—How do you start to study music?

—When I was only eight I began to study sight-reading with a violinist that was very much nervous. He was a good musician but he did not know how to teach. He explained to me very quickly. Then he told my father: «Look, make your son study another thing because he has no abilities for music.» My father's teacher advised him to make me study piano because in such a way I could have a assured future, and then I began with Antonio Eduardo D'Agostino, a great teacher and pianist. In six months I changed completely. It was the new school.

—In what year were you admitted in the Academia Porteña del Lunfardo?

—In 1963, a year after it was founded. I met José Gobello and I told him that I was no writer to be there. But he replied that they wanted to include a musician. For a long time I was the only composer, until I promoted the admission of the arranger of the Mariano Mores orchestra, Martín Darré.

—During the golden age of tango, did a musician manage to live well?

—The only ones that could live well, working hard, were the early composers: Firpo, Canaro and Fresedo. But it was not the same for musicians like me, who did not lead an orchestra. I earned for my living teaching music. Previously I had worked playing at the cinemas, until sound films came. And the royalties as composer were never enough for a living.

—Were you acquainted with Borges?

—Yes. I worked in two numbers with him: “Milonga del muerto”, that was played by Eduardo Falú, and in another one, titled “Milonga del infiel”. Furthermore, he was a home twice. The first of these milongas was titled “del Soldado” and the military authorities of the Proceso banned it.

—Did you ever have problems with the military authorities?

—At Onganía's period they behaved very badly with the artists, because they eliminated all live shows at radio stations and at cinema theaters. It even went against me personally. But ... we'd better forget it.

—Some people say that Astor Piazzolla was the great innovator in the music of Buenos Aires; What is your opinion about it?

—He did not bring any innovation at all. He was a musician thoroughly trained and that is not at issue. But the innovators in tango were three: Roberto Firpo, with the tango “Alma de bohemio”; later Enrique Delfino appeared and, much later, Juan Carlos Cobián, a great pianist. Piazzolla was a great player, his innovation was more propaganda than any other thing. Anyway, to compose a tango, there is no need of a deep technical instruction, you have to feel it. The early tango players were not musically trained, they were polishing themselves through time. Such was Eduardo Arolas' case.

—What other singers, besides Gardel and Corsini, did you like?

—Mainly Agustín Magaldi and Ángel Vargas. Also Héctor Mauré. But I think that Carlos Gardel was unsurpassable, not only because of his voice, but also for his personality. He was unique, even though I recognize values in the rest.

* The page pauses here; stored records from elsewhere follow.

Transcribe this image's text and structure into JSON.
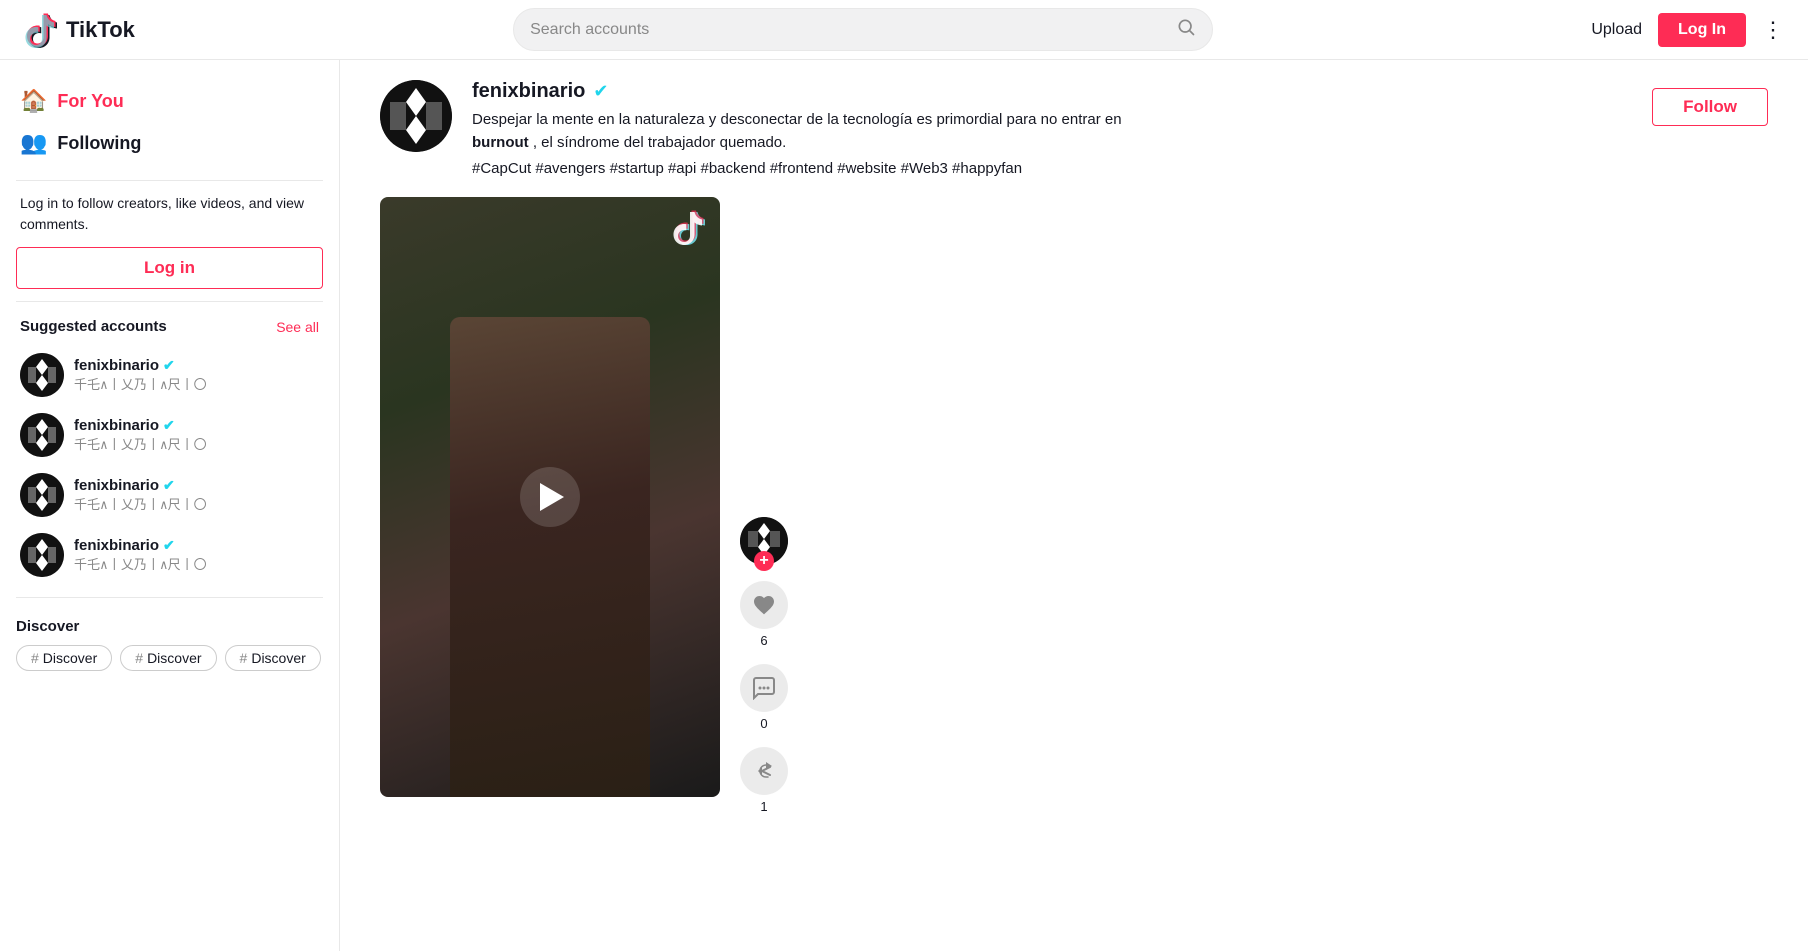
{
  "header": {
    "logo_text": "TikTok",
    "search_placeholder": "Search accounts",
    "upload_label": "Upload",
    "login_label": "Log In"
  },
  "sidebar": {
    "nav_items": [
      {
        "id": "for-you",
        "label": "For You",
        "icon": "🏠",
        "active": true
      },
      {
        "id": "following",
        "label": "Following",
        "icon": "👥",
        "active": false
      }
    ],
    "login_prompt": "Log in to follow creators, like videos, and view comments.",
    "log_in_button": "Log in",
    "suggested_label": "Suggested accounts",
    "see_all_label": "See all",
    "accounts": [
      {
        "username": "fenixbinario",
        "verified": true,
        "sub": "千乇∧丨乂乃丨∧尺丨〇"
      },
      {
        "username": "fenixbinario",
        "verified": true,
        "sub": "千乇∧丨乂乃丨∧尺丨〇"
      },
      {
        "username": "fenixbinario",
        "verified": true,
        "sub": "千乇∧丨乂乃丨∧尺丨〇"
      },
      {
        "username": "fenixbinario",
        "verified": true,
        "sub": "千乇∧丨乂乃丨∧尺丨〇"
      }
    ],
    "discover_label": "Discover",
    "discover_tags": [
      "Discover",
      "Discover",
      "Discover"
    ]
  },
  "profile": {
    "username": "fenixbinario",
    "verified": true,
    "bio_part1": "Despejar la mente en la naturaleza y desconectar de la tecnología es primordial para no entrar en",
    "bio_bold": "burnout",
    "bio_part2": ", el síndrome del trabajador quemado.",
    "tags": "#CapCut #avengers #startup #api #backend #frontend #website #Web3 #happyfan",
    "follow_label": "Follow"
  },
  "video": {
    "tiktok_icon": "♪",
    "play_label": "Play",
    "like_count": "6",
    "comment_count": "0",
    "share_count": "1"
  },
  "actions": {
    "like_icon": "♥",
    "comment_icon": "💬",
    "share_icon": "↩"
  }
}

—What advise would you give to the young in order to spread tango?

—Young people by themselves cannot do anything. The ones that run locals for dancing tango can help by charging a cheaper admission ticket. In the old times, by paying for a coffee you were allowed to listen to a good orchestra.
Radios and television channels ought to broadcast our city music more. When I was music teacher at elementary schools I taught tango to my pupils.

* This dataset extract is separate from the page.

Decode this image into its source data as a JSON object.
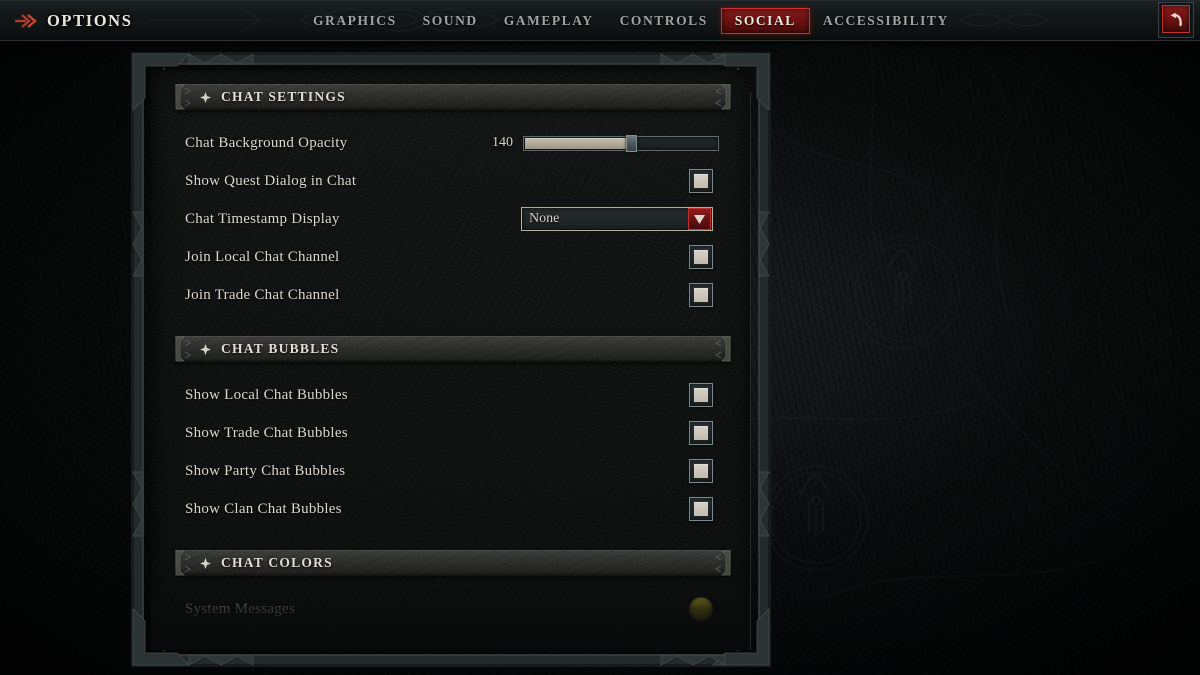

Interview made on June 16, 1994. Published in Desmemoria Re-vista de Historia, no. 5, Buenos Aires, October-December 1994.